The Price Is Right for Bernie Sanders in Nevada

His surging campaign calls in a Spanish-language game show host to rally Latinos in the state.

The Price Is Right is one of the most overtly capitalist shows on TV, a prolonged infomercial that rewards contestants for their knowledge of the prices of various brand-name consumer goods. But Marco Antonio Regil, the former longtime host of the show's Mexican counterpart, Atínale Al Precio, is doing all he can to support Bernie Sanders, a socialist who rails against capitalist greed at every opportunity.

On Wednesday, Regil stopped by a small Sanders phone-banking operation to reach Spanish-speaking voters in Las Vegas. The phone bank was as much a photo op for the media as it was a full-scale get-out-the-vote drive. Volunteers barely outnumbered reporters—hailing from the New York Times, NPR, CNN, and others—who piled into the house of Jackie Ramos, an enthusiastic Sanders supporter. While volunteers worked through their call sheets, state communications director Emilia Pablo teased them before Regil's arrival. "I know the ladies are waiting for him," she said of the handsome TV star, who has also hosted Spanish-language versions of Family Feud and Dancing With the Stars and the Miss Mexico pageant .

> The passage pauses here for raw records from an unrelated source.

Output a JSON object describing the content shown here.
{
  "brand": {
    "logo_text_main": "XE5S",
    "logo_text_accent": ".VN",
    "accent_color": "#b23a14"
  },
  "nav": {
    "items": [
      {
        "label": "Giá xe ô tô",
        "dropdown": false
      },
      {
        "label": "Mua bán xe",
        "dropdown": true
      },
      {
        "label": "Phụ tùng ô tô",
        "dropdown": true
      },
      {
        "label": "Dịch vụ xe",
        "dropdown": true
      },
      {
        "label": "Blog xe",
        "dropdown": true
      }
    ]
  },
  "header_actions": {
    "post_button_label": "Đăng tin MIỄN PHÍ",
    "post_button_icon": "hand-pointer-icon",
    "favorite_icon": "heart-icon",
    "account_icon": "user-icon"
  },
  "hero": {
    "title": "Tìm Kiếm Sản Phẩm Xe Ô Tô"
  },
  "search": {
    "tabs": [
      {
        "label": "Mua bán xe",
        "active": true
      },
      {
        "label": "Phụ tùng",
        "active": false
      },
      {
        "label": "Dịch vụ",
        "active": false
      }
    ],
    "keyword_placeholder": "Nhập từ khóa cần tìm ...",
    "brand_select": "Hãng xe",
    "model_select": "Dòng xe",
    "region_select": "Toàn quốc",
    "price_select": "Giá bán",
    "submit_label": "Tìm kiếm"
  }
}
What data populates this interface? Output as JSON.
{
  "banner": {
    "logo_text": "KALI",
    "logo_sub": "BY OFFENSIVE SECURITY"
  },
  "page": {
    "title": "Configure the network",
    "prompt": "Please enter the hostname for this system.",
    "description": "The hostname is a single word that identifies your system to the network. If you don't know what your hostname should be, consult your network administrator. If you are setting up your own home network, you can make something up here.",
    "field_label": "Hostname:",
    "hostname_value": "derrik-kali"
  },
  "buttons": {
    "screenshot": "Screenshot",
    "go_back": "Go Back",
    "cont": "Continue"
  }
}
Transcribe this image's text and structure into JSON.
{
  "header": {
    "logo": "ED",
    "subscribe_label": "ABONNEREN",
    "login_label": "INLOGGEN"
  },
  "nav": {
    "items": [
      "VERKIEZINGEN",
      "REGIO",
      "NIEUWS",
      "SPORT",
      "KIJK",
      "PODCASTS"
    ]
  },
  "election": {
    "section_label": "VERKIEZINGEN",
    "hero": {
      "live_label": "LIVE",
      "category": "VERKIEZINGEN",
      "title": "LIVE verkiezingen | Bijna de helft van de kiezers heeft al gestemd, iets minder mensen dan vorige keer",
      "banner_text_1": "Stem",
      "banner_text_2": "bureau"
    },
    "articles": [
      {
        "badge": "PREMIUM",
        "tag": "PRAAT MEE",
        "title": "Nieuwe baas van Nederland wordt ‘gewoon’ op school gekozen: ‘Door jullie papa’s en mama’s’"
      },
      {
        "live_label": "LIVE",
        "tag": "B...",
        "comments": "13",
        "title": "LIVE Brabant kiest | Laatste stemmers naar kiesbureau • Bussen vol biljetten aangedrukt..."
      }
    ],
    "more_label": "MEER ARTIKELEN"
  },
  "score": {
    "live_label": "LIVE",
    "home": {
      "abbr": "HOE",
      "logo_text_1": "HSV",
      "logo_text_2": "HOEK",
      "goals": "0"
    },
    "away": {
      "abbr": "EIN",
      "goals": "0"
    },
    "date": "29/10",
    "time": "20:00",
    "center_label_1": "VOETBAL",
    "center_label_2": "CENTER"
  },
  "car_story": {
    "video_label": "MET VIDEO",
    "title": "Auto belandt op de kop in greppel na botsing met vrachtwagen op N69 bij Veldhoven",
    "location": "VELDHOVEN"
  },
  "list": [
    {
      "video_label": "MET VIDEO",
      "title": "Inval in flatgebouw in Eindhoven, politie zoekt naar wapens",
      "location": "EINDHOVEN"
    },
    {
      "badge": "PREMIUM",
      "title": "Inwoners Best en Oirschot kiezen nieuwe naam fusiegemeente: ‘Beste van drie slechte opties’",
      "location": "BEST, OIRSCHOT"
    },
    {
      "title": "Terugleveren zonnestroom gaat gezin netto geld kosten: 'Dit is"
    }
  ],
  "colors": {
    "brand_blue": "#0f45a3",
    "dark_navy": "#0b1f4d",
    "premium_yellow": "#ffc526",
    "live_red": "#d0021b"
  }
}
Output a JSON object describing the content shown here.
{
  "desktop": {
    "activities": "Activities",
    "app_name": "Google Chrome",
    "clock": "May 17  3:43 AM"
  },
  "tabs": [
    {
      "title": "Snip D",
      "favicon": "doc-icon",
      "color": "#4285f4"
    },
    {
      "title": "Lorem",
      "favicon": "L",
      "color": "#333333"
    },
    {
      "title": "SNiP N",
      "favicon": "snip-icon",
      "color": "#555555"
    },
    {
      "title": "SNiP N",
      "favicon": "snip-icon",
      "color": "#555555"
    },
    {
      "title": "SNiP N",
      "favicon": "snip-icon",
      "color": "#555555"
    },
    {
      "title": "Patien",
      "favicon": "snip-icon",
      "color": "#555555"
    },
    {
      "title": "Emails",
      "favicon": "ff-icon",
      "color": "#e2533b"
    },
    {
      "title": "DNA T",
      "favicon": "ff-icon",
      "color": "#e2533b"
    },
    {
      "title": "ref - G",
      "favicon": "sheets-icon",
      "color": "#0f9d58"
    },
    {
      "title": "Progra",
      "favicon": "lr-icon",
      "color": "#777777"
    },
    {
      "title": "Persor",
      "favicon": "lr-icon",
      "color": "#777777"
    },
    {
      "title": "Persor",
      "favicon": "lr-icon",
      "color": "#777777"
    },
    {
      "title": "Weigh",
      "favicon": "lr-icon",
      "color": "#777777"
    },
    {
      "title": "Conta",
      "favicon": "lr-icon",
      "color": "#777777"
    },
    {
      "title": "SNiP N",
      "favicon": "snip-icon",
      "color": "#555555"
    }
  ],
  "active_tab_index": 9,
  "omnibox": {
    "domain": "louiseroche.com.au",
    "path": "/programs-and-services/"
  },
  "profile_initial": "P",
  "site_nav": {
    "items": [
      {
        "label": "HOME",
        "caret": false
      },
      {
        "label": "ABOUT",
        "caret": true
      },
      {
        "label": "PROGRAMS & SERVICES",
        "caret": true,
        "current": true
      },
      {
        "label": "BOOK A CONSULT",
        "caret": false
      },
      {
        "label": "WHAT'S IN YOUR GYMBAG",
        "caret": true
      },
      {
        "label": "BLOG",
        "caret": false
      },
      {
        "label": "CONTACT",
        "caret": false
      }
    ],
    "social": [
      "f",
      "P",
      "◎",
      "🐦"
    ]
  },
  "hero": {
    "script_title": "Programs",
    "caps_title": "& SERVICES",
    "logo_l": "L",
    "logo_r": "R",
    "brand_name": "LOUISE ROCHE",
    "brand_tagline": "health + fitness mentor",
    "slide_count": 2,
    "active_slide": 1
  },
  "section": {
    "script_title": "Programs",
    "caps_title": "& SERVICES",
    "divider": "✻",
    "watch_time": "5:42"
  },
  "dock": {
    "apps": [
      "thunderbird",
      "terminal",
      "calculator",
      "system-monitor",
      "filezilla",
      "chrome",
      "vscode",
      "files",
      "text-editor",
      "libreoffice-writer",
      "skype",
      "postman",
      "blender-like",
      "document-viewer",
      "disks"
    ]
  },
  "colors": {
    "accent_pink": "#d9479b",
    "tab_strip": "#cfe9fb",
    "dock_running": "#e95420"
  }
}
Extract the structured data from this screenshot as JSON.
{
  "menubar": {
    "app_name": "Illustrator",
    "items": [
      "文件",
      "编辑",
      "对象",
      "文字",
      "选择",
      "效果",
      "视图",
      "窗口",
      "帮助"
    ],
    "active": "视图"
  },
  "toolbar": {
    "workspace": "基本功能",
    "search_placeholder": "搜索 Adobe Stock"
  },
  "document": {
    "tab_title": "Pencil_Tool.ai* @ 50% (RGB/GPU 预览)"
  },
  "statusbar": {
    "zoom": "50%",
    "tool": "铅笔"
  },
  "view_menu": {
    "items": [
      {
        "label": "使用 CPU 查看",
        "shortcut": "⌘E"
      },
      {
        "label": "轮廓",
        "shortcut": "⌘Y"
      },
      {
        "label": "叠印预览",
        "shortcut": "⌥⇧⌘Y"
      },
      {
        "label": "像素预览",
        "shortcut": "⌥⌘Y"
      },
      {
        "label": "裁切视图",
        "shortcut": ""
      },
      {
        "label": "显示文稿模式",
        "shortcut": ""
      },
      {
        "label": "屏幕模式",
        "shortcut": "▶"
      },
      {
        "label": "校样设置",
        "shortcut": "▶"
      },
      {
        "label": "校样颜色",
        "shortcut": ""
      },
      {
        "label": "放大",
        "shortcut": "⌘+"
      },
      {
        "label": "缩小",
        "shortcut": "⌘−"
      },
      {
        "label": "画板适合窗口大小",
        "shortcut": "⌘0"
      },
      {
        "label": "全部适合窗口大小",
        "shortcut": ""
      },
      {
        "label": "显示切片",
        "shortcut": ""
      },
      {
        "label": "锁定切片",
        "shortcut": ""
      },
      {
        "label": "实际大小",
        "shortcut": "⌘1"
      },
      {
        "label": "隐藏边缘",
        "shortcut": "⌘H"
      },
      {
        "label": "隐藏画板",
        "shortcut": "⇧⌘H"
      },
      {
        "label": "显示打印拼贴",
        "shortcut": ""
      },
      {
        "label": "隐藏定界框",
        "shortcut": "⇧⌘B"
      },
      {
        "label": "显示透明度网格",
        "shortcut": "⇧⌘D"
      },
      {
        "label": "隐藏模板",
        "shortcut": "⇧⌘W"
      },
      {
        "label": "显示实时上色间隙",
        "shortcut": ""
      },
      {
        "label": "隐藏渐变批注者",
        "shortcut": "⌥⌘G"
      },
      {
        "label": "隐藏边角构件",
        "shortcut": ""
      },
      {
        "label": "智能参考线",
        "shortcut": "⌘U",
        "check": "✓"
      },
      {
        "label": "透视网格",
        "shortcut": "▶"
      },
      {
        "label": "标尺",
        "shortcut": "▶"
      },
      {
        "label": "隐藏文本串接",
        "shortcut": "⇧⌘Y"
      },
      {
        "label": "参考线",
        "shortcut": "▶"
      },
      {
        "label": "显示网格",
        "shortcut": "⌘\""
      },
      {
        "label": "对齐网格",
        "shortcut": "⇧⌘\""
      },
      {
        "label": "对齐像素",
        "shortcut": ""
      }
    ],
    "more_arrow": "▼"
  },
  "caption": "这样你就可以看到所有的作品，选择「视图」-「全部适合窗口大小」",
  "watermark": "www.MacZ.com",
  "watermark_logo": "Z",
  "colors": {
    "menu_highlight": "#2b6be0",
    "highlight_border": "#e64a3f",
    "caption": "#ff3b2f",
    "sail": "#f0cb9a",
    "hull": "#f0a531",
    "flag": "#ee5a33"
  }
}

When Regil arrived, he huddled for photos with the fangirl volunteers and then offered a brief speech detailing why Sanders was his candidate of choice. He described his childhood in Tijuana, when he revered the middle class in the United States that he saw lacking in Latin America. "The class divides in Latin America were one of the saddest things I grew up experiencing," he said. But that's slipping away, he said, hence the need for Sanders. "I know what happens when income inequality and the classes start dividing, and the gap becomes so big: Poor people start struggling, they cannot survive, and they start getting violent. They start mugging other people."

But he was quick to caution that the socialism that Sanders offers isn't the same as the Latin America version put forward by politicians like Hugo Chavez or Fidel Castro. "He calls it democratic socialism," he said. "I don't like using that word; I prefer using conscious capitalism."

"And I want Elizabeth Warren to be vice president," he shouted to the reporters who followed him out.

On Saturday, Nevadans will pick their candidate for the Democratic presidential nomination in the state's caucuses. In the surprisingly tight race, the Latino vote will be critical. Latinos make up 27.8 percent of the state's population, despite the Hillary Clinton campaign's attempts to downplay expectations for the state by describing it as dominated by white voters, who have tended to support Sanders.

With the caucuses just days away, the phone bank was still focused on simply identifying potential Sanders supporters, rather than the typical late-game campaign strategy of reminding known voters that they need to turn up at the polls. But the Sanders campaign got off to a late start in Nevada before fully ramping up to match Clinton's level of staffing. State director Joan Kato didn't come to town until November.

Despite that late start, Sanders and Clinton are in a toss-up ahead of the Nevada caucuses on Saturday, with a CNN poll released Wednesday morning showing Clinton ahead by a statistically insignificant margin, holding a 48-47 percent lead.

After revving up the crowd, Regil took an awkward turn manning the phones. The TV host searched the calls sheets to find female voters, joking that he knew his crowd. Most people he called didn't pick up. (He realized halfway through that dialing from an out-of-state number wasn't going to result in a lot of people answering the phone.) "Nobody's home, everybody's partying in Vegas," he joked. When he finally got someone to pick up, he forgot to check whether she was a Sanders supporter.

The two campaigns' surrogates stumping in Las Vegas on Wednesday exemplified the broader divide between the two efforts. While Regil made phone calls for Sanders, the Clinton campaign brought labor icon Dolores Huerta and former Secretary of Housing and Urban Development Henry Cisneros to rally supporters at the campaign's field office in East Las Vegas. While Sanders might have the razzle-dazzle of a TV star turned politics newbie, Clinton's got long-standing political bigwigs making the case for her campaign.